I’ve always liked being able to move windows around my monitor using just keyboard shortcuts on my Windows 7 machine. I even went a step further and installed the freeware WinSplit Revolution (since abandoned but downloadable on CNet and still works on Windows 7). Now that I’m mostly using my mac mini I’ve found 3 apps that work similarly on the Mac for window management:
• Divvy – $14 program. Divvy needs to be activated via hotkey, and then given instructions (either via mouse-dragging on the popup grid or by using keyboard hotkeys), so keyboard shortcut lovers might not like this two-step process.
• SizeUp – $13 program. SizeUp also allows users to move windows between “Spaces” (the Mac’s version of virtual desktops) using keyboard shortcuts.
• Moom – $10 program. Moom does offer many configurable keyboard shortcuts but like Divvy, it’s modus operandi seems to be geared towards easily moving windows around your screen freestyle without necessarily using pre-defined grids (although that is also an option).
I’ve used all three at different times and they’re all quite good. If you don’t need the guidance of a graphical interface there’s a freeware option I’ll share below.
The following apps are also good at remembering window positions (for example, if you want Word documents to always open on the left-half of your screen):
Slate Power Window Management
I found a post on StackExchange when I was looking for an alternative to CatchMouse [no longer active] for moving my cursor to-and-from my external monitor without using the mouse. The program is called Slate. It’s a sophisticated window manager that can actually chain actions together (move a window to another screen and shift it to the left half all in one keystroke). The price you pay is that it’s a bit technical to setup as it relies on a text file, .slate in your home directory, for configuration. There’s an excellent overview article (with sample config) over at thume.ca as well as a sample config from the software’s author here. The thume.ca article also links to http://stevelosh.com/blog/2012/10/a-modern-space-cadet/ which is the ultimate power-user resource for remaking your useless CAPS-LOCK key into a hyperspace key, a process which I’ve setup on all my mac computers.
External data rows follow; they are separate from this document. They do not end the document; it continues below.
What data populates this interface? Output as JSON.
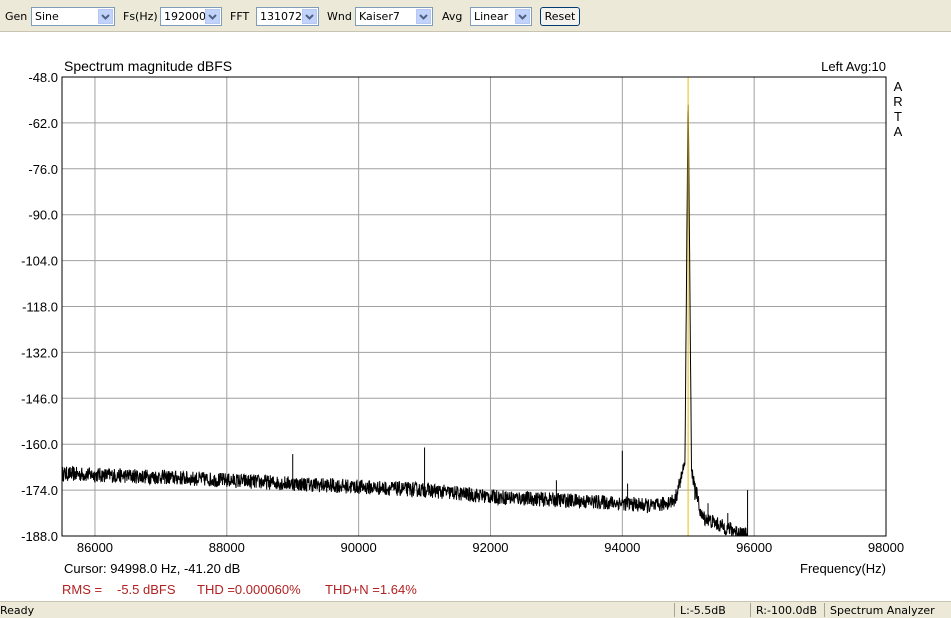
{
  "toolbar": {
    "gen_label": "Gen",
    "gen_value": "Sine",
    "fs_label": "Fs(Hz)",
    "fs_value": "192000",
    "fft_label": "FFT",
    "fft_value": "131072",
    "wnd_label": "Wnd",
    "wnd_value": "Kaiser7",
    "avg_label": "Avg",
    "avg_value": "Linear",
    "reset_label": "Reset"
  },
  "chart": {
    "title": "Spectrum magnitude dBFS",
    "channel_info": "Left  Avg:10",
    "watermark": [
      "A",
      "R",
      "T",
      "A"
    ],
    "cursor_text": "Cursor: 94998.0 Hz, -41.20 dB",
    "rms_label": "RMS =",
    "rms_value": "-5.5 dBFS",
    "thd_text": "THD =0.000060%",
    "thdn_text": "THD+N =1.64%",
    "x_axis_label": "Frequency(Hz)"
  },
  "chart_data": {
    "type": "line",
    "title": "Spectrum magnitude dBFS",
    "xlabel": "Frequency(Hz)",
    "ylabel": "",
    "xlim": [
      85500,
      98000
    ],
    "ylim": [
      -188,
      -48
    ],
    "x_ticks": [
      86000,
      88000,
      90000,
      92000,
      94000,
      96000,
      98000
    ],
    "y_ticks": [
      -48.0,
      -62.0,
      -76.0,
      -90.0,
      -104.0,
      -118.0,
      -132.0,
      -146.0,
      -160.0,
      -174.0,
      -188.0
    ],
    "grid": true,
    "cursor_x": 94998.0,
    "noise_floor": [
      [
        85500,
        -169
      ],
      [
        87000,
        -170
      ],
      [
        88000,
        -171
      ],
      [
        89000,
        -172
      ],
      [
        90000,
        -173
      ],
      [
        91000,
        -174
      ],
      [
        92000,
        -176
      ],
      [
        93000,
        -177
      ],
      [
        94000,
        -178
      ],
      [
        94500,
        -179
      ],
      [
        94800,
        -177
      ],
      [
        94950,
        -166
      ],
      [
        94998,
        -52
      ],
      [
        95050,
        -168
      ],
      [
        95200,
        -182
      ],
      [
        95500,
        -185
      ],
      [
        95800,
        -187
      ],
      [
        95900,
        -188
      ]
    ],
    "spurs": [
      [
        89000,
        -163
      ],
      [
        91000,
        -161
      ],
      [
        93000,
        -171
      ],
      [
        94000,
        -162
      ],
      [
        94080,
        -172
      ],
      [
        95100,
        -177
      ],
      [
        95300,
        -178
      ],
      [
        95600,
        -181
      ],
      [
        95900,
        -174
      ]
    ],
    "series": [
      {
        "values": "noise_floor"
      }
    ]
  },
  "colors": {
    "trace": "#000000",
    "cursor": "#e6c000",
    "grid": "#a0a0a0",
    "stats_text": "#b22222"
  },
  "status": {
    "ready": "Ready",
    "left_level": "L:-5.5dB",
    "right_level": "R:-100.0dB",
    "mode": "Spectrum Analyzer"
  }
}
Incidentally, the hint for using Slate to change monitor focus didn’t work – it only changes window focus within one monitor without moving the mouse. CatchMouse is a really good utility for moving the mouse between multiple monitors via a shortcut but I don’t want both a menu item and a dock icon running for this one function. The stackexchange thread also had a hint about using Keyboard Maestro for this so that’s actually what I’m using now to move the cursor without using the mouse:
This also works by specifying SCREEN(Main,…) & SCREEN(Second,…) for your primary and external monitor.
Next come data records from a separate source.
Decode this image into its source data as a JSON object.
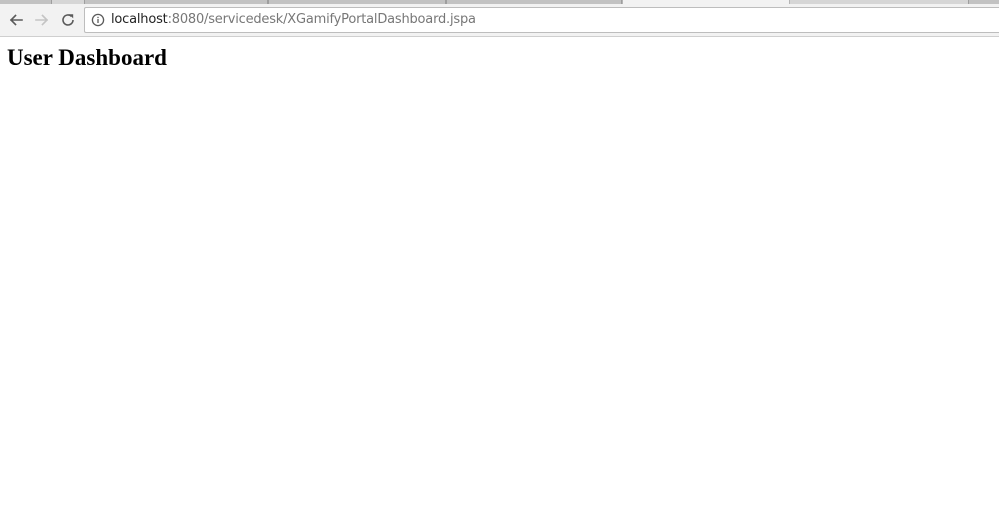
{
  "browser": {
    "address_bar": {
      "host": "localhost",
      "path": ":8080/servicedesk/XGamifyPortalDashboard.jspa"
    },
    "icons": {
      "back": "back-arrow-icon",
      "forward": "forward-arrow-icon",
      "reload": "reload-icon",
      "site_info": "info-circle-icon"
    }
  },
  "page": {
    "title": "User Dashboard"
  }
}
Managing Your Monitor’s Brightness at Night
I’ve read enough to know that staring at a monitor emitting blue light late at night is the last thing my body needs when trying to wind down for the night. In addition to purchasing some blue-blocking computer glasses, I also install F.LUX to tame the backlight on both my external monitor and my Macbook. I have also used Black Light for Mac to invert the colors on my external display separate from my Macbook display but it unfortunately can’t be used alongside F.LUX. You can still invert the colors on your monitor natively with your Mac (keystroke CTRL-OPT-CMD 8) but keep in mind that this change will affect all your monitors. Occasionally I will focus exclusively on my Macbook screen and want to sleep the external monitor, but instead of powering it down (which the Mac doesn’t like as it throws all of your external windows back onto your main display) I just compromise by inverting the colors which makes it look all black.